Ofcom today have released their latest Children and parents: media use and attitudes report, and I’ve just been speaking to Emma Borthwick on BBC Radio Cumbria about that:
- TV sets and tablets dominate device use, but time spent watching TV on a TV set (broadcast or on demand) is decreasing
- The viewing landscape is complex, with half of 5-15s watching OTT television services like Netflix, Amazon Prime Video and Now TV
- YouTube is becoming the viewing platform of choice, with rising popularity particularly among 8-11s. Within this, vloggers are an increasingly important source of content and creativity
- Online gaming is increasingly popular; three-quarters of 5-15s who play games do so online
- Social media can bring a combination of social pressures and positive influences
- TV and social media are important sources of news, but many have concerns over the accuracy and trustworthiness of news on social media
- A majority of online 12-15s think critically about websites they visit, but only a third correctly understand search engine advertising
- Children are still being exposed to unwanted experiences online, but almost all recall being taught how to use the internet safely
- There has been an increase in parents of 12-15s and of 12-15s themselves saying that controlling screen time has become harder; however most 12-15s consider they have a struck a good balance between this and doing other things
- Parental concerns about the internet are rising, although parents are, in some areas, becoming less likely to moderate their child’s activities
The press release focused on why children spend time online.
A few notes
My scribbles in relation to the press release:
- 5-15 is a very large age range, expect a lot of difference within them, especially with 13 the legal age for having a social media account.
- There are so many moral panics about screentime – it’s not uncontrollable, need to bring in family policies, importance of conversation, and look at screen use within the bigger picture of what else the child is doing.
- We could say that TV is passive, and online is interactive, but we can clearly see that TV ‘appointment viewing’ is family time (and dual screening is possible – especially with wider family/friends).
- It’s about screen CONTENT over time – there’s an option to mix and match – e.g. ‘you’ve seen that football shot, shall we now go and have a go at it’. It’s not about demonising the screen, but letting it find a healthy place – never about being entirely unboundaried – think about creating ‘healthy habits’.
- Content children are looking at on YouTube = how to (top thing for YT for all users), celebrities (as always has been), and unboxing (unique – curious, but if you can’t afford one, can enjoy vicariously?).
- Note that quality content is not being made for online platforms, and this is being encouraged.

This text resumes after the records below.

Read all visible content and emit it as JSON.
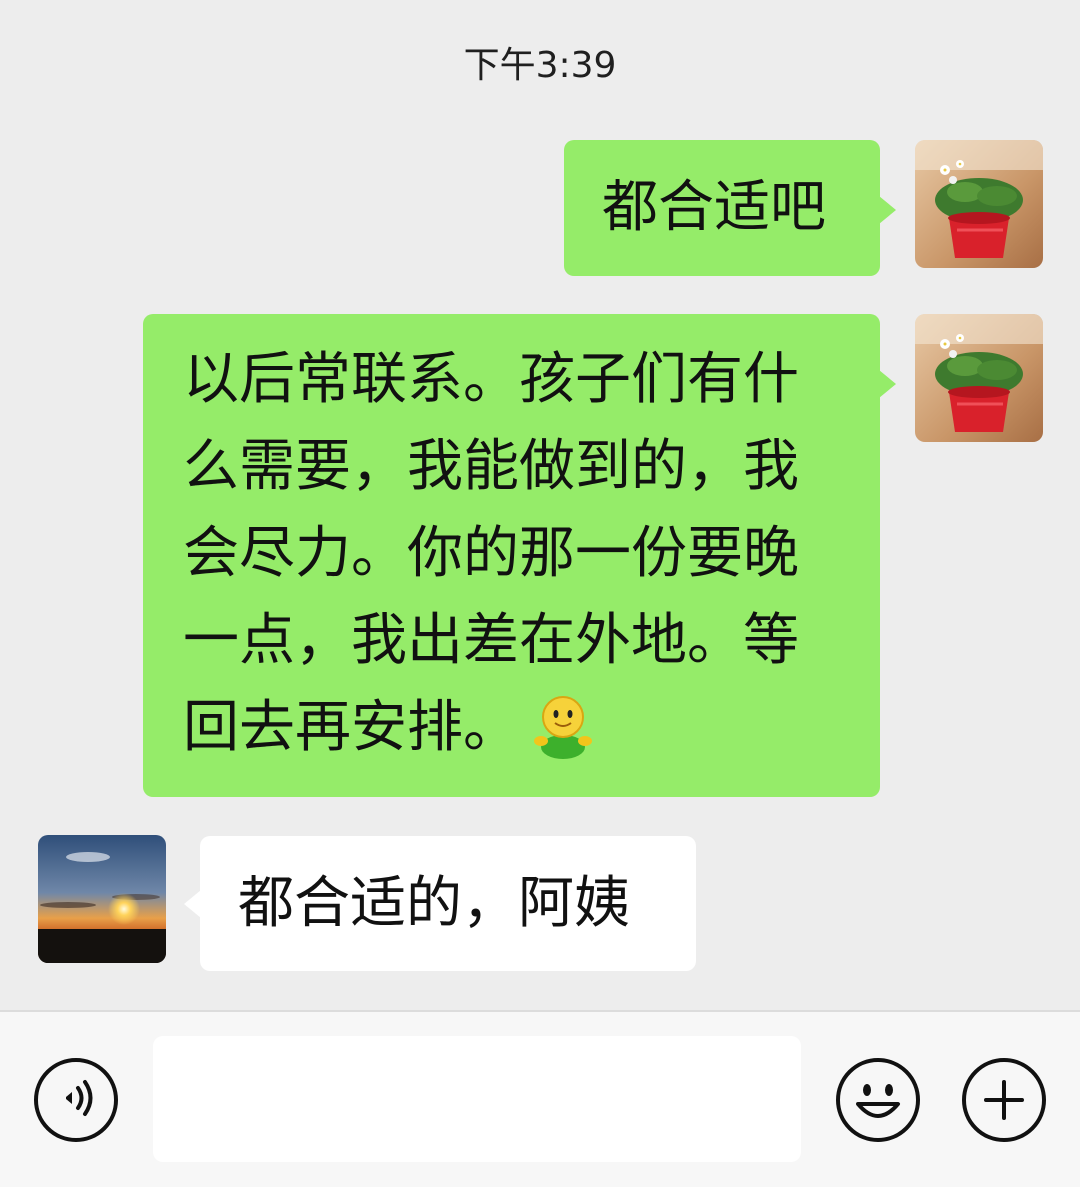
{
  "chat": {
    "timestamp": "下午3:39",
    "messages": [
      {
        "direction": "outgoing",
        "avatar_icon": "potted-plant-avatar",
        "text": "都合适吧"
      },
      {
        "direction": "outgoing",
        "avatar_icon": "potted-plant-avatar",
        "lines": [
          "以后常联系。孩子们有什",
          "么需要，我能做到的，我",
          "会尽力。你的那一份要晚",
          "一点，我出差在外地。等",
          "回去再安排。"
        ],
        "trailing_emoji": "smiling-figure-emoji"
      },
      {
        "direction": "incoming",
        "avatar_icon": "sunset-avatar",
        "text": "都合适的，阿姨"
      }
    ]
  },
  "input_bar": {
    "message_value": "",
    "icons": {
      "voice": "voice-icon",
      "emoji": "emoji-icon",
      "more": "plus-icon"
    }
  },
  "colors": {
    "outgoing_bubble": "#95ec69",
    "incoming_bubble": "#ffffff",
    "chat_background": "#ededed",
    "input_bar_background": "#f7f7f7"
  }
}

- ULTIMATELY it’s about BALANCING screen in with other aspects of life, and focus on CONTENT not quantity.
- Parents need to know what their children are engaging with (content wise), and think about what is their child gaining from engagement online.
- What works for one child (even within same age group) may not work for another, as children are individuals – some children can take it or leave it, some seem to be ‘addicted’ (a medical term, so care with use), in which case they need stronger boundaries – but preferably without demonising the screen = APPROPRIATE BOUNDARIES.

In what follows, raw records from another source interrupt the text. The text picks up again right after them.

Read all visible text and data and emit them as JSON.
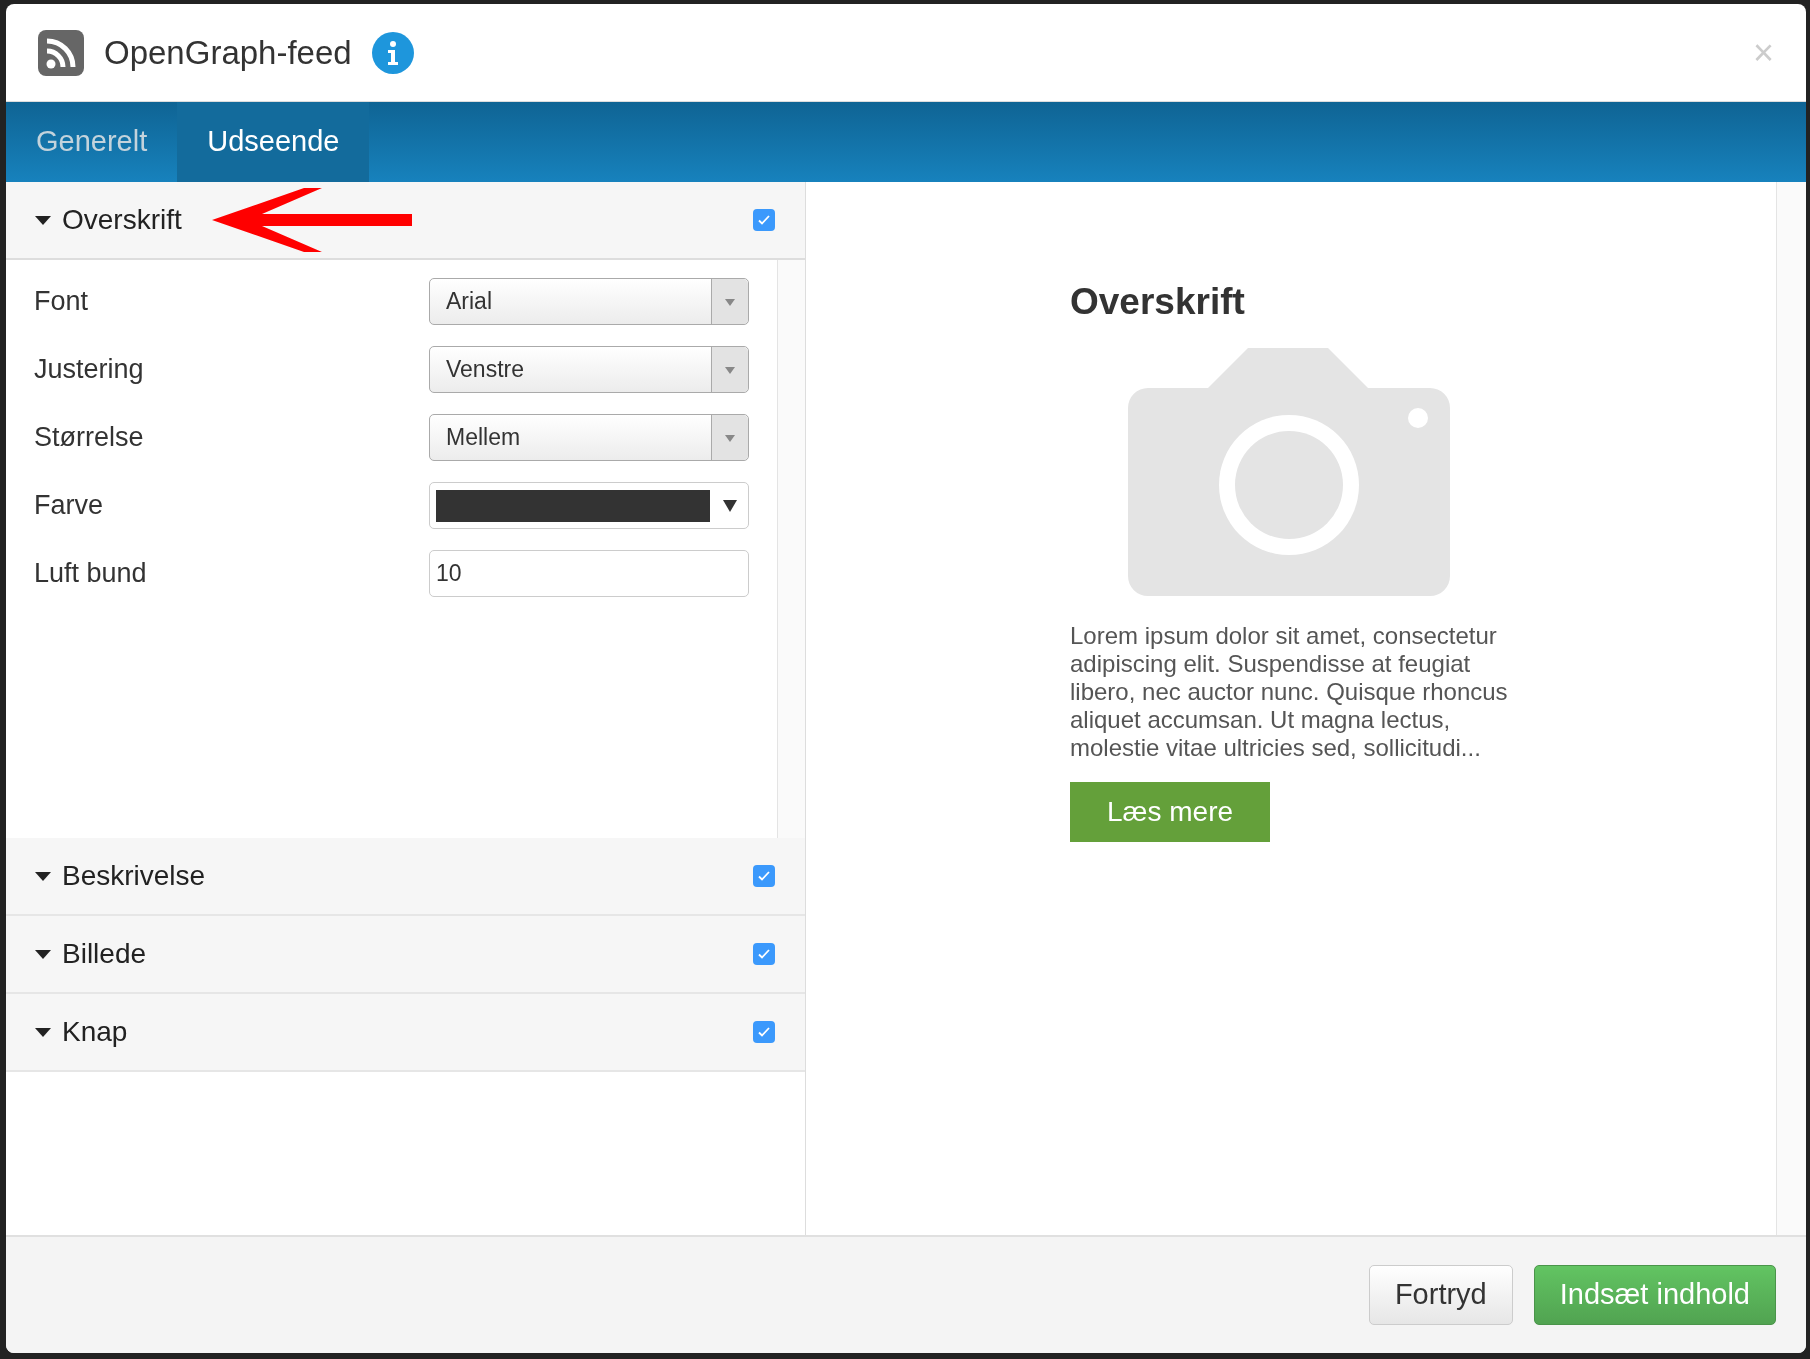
{
  "dialog": {
    "title": "OpenGraph-feed",
    "close": "×"
  },
  "tabs": [
    {
      "label": "Generelt",
      "selected": false
    },
    {
      "label": "Udseende",
      "selected": true
    }
  ],
  "sections": [
    {
      "title": "Overskrift",
      "expanded": true,
      "checked": true,
      "fields": [
        {
          "kind": "select",
          "label": "Font",
          "value": "Arial"
        },
        {
          "kind": "select",
          "label": "Justering",
          "value": "Venstre"
        },
        {
          "kind": "select",
          "label": "Størrelse",
          "value": "Mellem"
        },
        {
          "kind": "color",
          "label": "Farve",
          "color": "#333333"
        },
        {
          "kind": "input",
          "label": "Luft bund",
          "value": "10"
        }
      ]
    },
    {
      "title": "Beskrivelse",
      "expanded": false,
      "checked": true
    },
    {
      "title": "Billede",
      "expanded": false,
      "checked": true
    },
    {
      "title": "Knap",
      "expanded": false,
      "checked": true
    }
  ],
  "preview": {
    "heading": "Overskrift",
    "text": "Lorem ipsum dolor sit amet, consectetur adipiscing elit. Suspendisse at feugiat libero, nec auctor nunc. Quisque rhoncus aliquet accumsan. Ut magna lectus, molestie vitae ultricies sed, sollicitudi...",
    "button": "Læs mere"
  },
  "footer": {
    "buttons": [
      {
        "label": "Fortryd",
        "kind": "secondary"
      },
      {
        "label": "Indsæt indhold",
        "kind": "primary"
      }
    ]
  }
}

- Within that = mix of ‘individualistic’ behaviour, and group activities – e.g. learning to share, choose something between them, but otherwise, why not enjoy engaging with something they really like.
A few recent articles that are relevant, especially in the question of whether screentime is ‘bad’.
Activities including getting enough sleep and eating breakfast had much stronger impacts on mental health. Smoking cannabis was also 2.7 times more detrimental than screen time, while being bullied was 4.3 times more harmful.
“Of the three datasets we analysed for this study, we found over 600 million possible ways to analyse the data. We calculated a large sample of these and found that – if you wanted – you could come up with a large range of positive or negative associations between technology and wellbeing, or no effect at all.”
Most studies also rely on self-reported estimates of technology use, which often don’t reflect reality. Studies that rely on people self-reporting may get inaccurate information. Interestingly, when time in front of a screen is measured automatically by an application or device, depression and anxiety severity aren’t associated with total smartphone usage.
Research often tends to treat all technology use as equal. This assumption overlooks the fact that we have a different experience with each kind of technology we use. For example, mindlessly scrolling Instagram is very different to chatting on WhatsApp, or using a fitness tracker.